(102) The 'Boar Trwyth' (orig. Trwydd) is the mythical great Boar known also in Ireland as the Torc Triath. He also appears in the Historia Brittonum and in early Welsh poetry. He is given a patronymic here to emphasise that he is a king transformed. (See Culhwch and Olwen, op. cit., p. 131) (back)

(103) The formula in the text ends o'e uod 'from his will' and is continued with the Latin phrase et cetera. It is not clear whether this simply means the formula here should be completed 'as above' or whether the formula should be added to each of the following anoethau. (back)

(104) There is a link with Maponos son of Matrona, the 'Young God' son of the 'Mother Goddess', recorded in Romano-Celtic inscriptions in North Britain and in Gaul, particularly on Hadrian's Wall. (See Culhwch and Olwen, op. cit., p. 132) There is an interesting parallel with the story of Pryderi and Rhiannon in the First Branch. (back)

(105) Once again the formula ends o'e vod et cetera (See the note before last). (back)

(106) The word used here is Varchawg 'horseman' but he is referred to elsewhere as Uaruawg 'bearded', which makes more sense, so I have taken Varchawg as a scribal error. (back)

(107) These must be the two whelps of the bitch Rhymni that are mentioned out of place in the court list and are not mentioned in the list of anoethau. (back)

(108) Cyneddyr is given a different patronymic in the court list, Hetwn Silver Brow. This could be another way of describing the same condition. (back)

(109) Gwilenhen (sic) has already been mentioned in the court list earlier and he is killed later by the Twrch Trwyth. It is thought that William the Conqueror is intended. (See Culhwch and Olwen, op. cit., pp. 98 and 136) (back)

(110) Literally 'under my hand'. This seems to be the Giant blustering since Arthur says he knows nothing of him. However, it is puzzling since Arthur's wife is Custennin's wife's sister. (back)

(111) This curious assemblage has already been mentioned in the court list save that the former Cleddyf Cyfwlch is now Cilydd Cyfwlch, and Och and Garym and Diaspad are no longer his three grandchildren but his three witches. (back)

(112) The name Wrnach is similar to that of Diwrnach the Irishman or Giant whose Cauldron is required earlier in the list and also to Awarnach in the poem Pa Gur in whose hall Arthur fights with a witch. The -ach suffix tends to be pejorative. (See Culhwch and Olwen, op. cit., pp. 137-8) (back)

(113) This interchange bears a strong resemblance to the one on Culhwch's arrival at Arthur's court. (back)

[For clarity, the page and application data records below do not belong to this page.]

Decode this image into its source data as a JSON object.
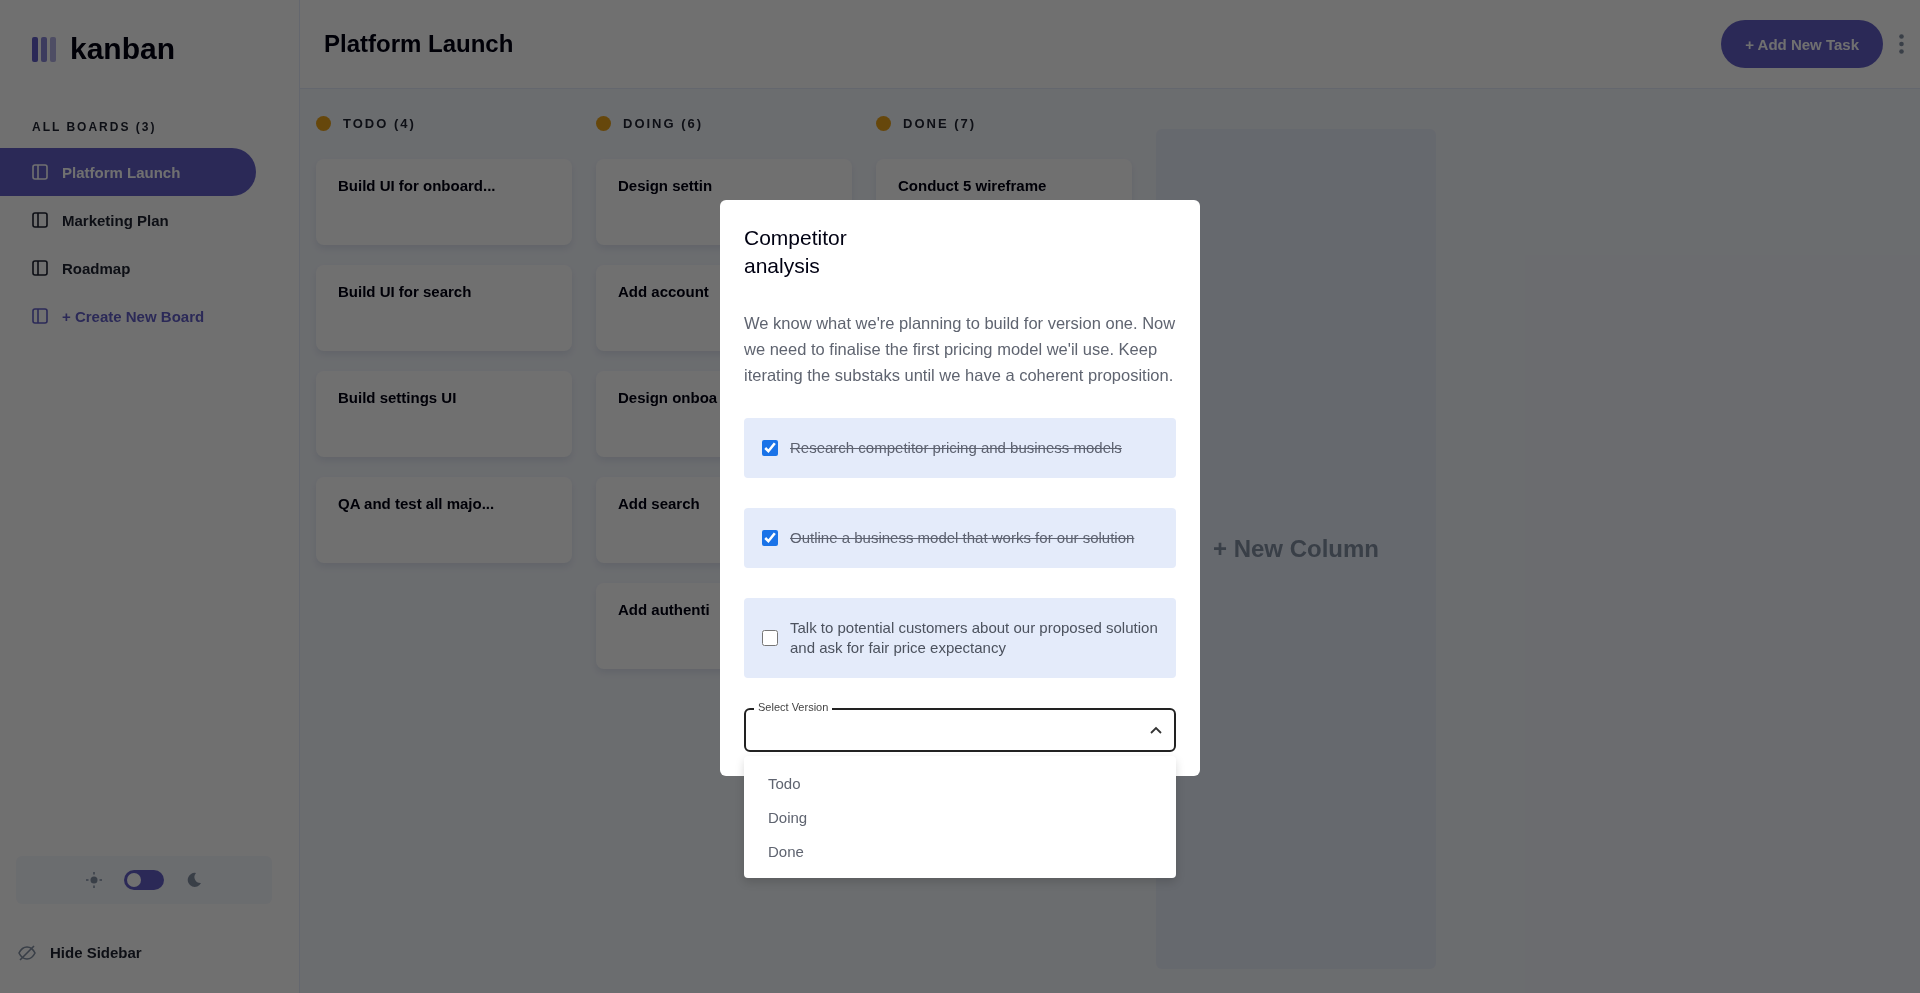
{
  "sidebar": {
    "logo": "kanban",
    "section_title": "ALL BOARDS (3)",
    "boards": [
      {
        "label": "Platform Launch",
        "selected": true
      },
      {
        "label": "Marketing Plan",
        "selected": false
      },
      {
        "label": "Roadmap",
        "selected": false
      }
    ],
    "create_board": "+ Create New Board",
    "dark_mode": false,
    "hide_sidebar": "Hide Sidebar"
  },
  "header": {
    "board_title": "Platform Launch",
    "add_task_button": "+ Add New Task"
  },
  "columns": [
    {
      "title": "TODO (4)",
      "cards": [
        {
          "title": "Build UI for onboard..."
        },
        {
          "title": "Build UI for search"
        },
        {
          "title": "Build settings UI"
        },
        {
          "title": "QA and test all majo..."
        }
      ]
    },
    {
      "title": "DOING (6)",
      "cards": [
        {
          "title": "Design settin"
        },
        {
          "title": "Add account"
        },
        {
          "title": "Design onboa"
        },
        {
          "title": "Add search"
        },
        {
          "title": "Add authenti"
        }
      ]
    },
    {
      "title": "DONE (7)",
      "cards": [
        {
          "title": "Conduct 5 wireframe"
        }
      ]
    }
  ],
  "new_column": "+ New Column",
  "modal": {
    "title": "Competitor analysis",
    "description": "We know what we're planning to build for version one. Now we need to finalise the first pricing model we'il use. Keep iterating the substaks until we have a coherent proposition.",
    "subtasks": [
      {
        "label": "Research competitor pricing and business models",
        "checked": true
      },
      {
        "label": "Outline a business model that works for our solution",
        "checked": true
      },
      {
        "label": "Talk to potential customers about our proposed solution and ask for fair price expectancy",
        "checked": false
      }
    ],
    "select": {
      "label": "Select Version",
      "expanded": true,
      "options": [
        {
          "label": "Todo",
          "selected": false
        },
        {
          "label": "Doing",
          "selected": false
        },
        {
          "label": "Done",
          "selected": false
        }
      ]
    }
  }
}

(114) The words used, guynseit and grwmseit, are repeated in a passage in the Welsh Laws valuing swords: Kledyf, o byd breulyf, xii.k'; o byd gurymseyt, xvi.k'; o byd guynseyt, xxiiii.k. 'A sword, if it be whetted (sharp), 12 pence; if it be dark(-blue) bladed, 16 pence; if it be white bladed, 24 pence.' (Aled Rhys Wiliam (ed.), Llyfr Iorwerth (Cardiff, 1960) p.94, 141) Geiriadur Prifysgol Cymru suggests this refers to the colour of the hilts (Vol.II, 1968-1987, pp.1710 & 1778) but that makes no sense in the current passage. Dafydd Jenkins has suggested that 'the blue-bladed sword had acquired its colour in the process of tempering, whereas the white-bladed one had afterwards been polished and burnished'. (Dafydd Jenkins, The Law of Hywel Dda (Llandysul, 1986), p.300) (back)

(115) This is a play on the word goreu = 'best'. This could have arisen from confusion over the word Corneu as the name Custennin Gorneu (Custennin of Cornwall) is attested in the genealogies. Old Welsh Corneu = Middle Welsh Cernyw = 'Cornwall'. (back)

(116) The text in the White Book of Rhydderch ends at this point. The rest of the tale is drawn from the Red Book of Hergest. (back)

 

Translation and notes © Angela Grant 2008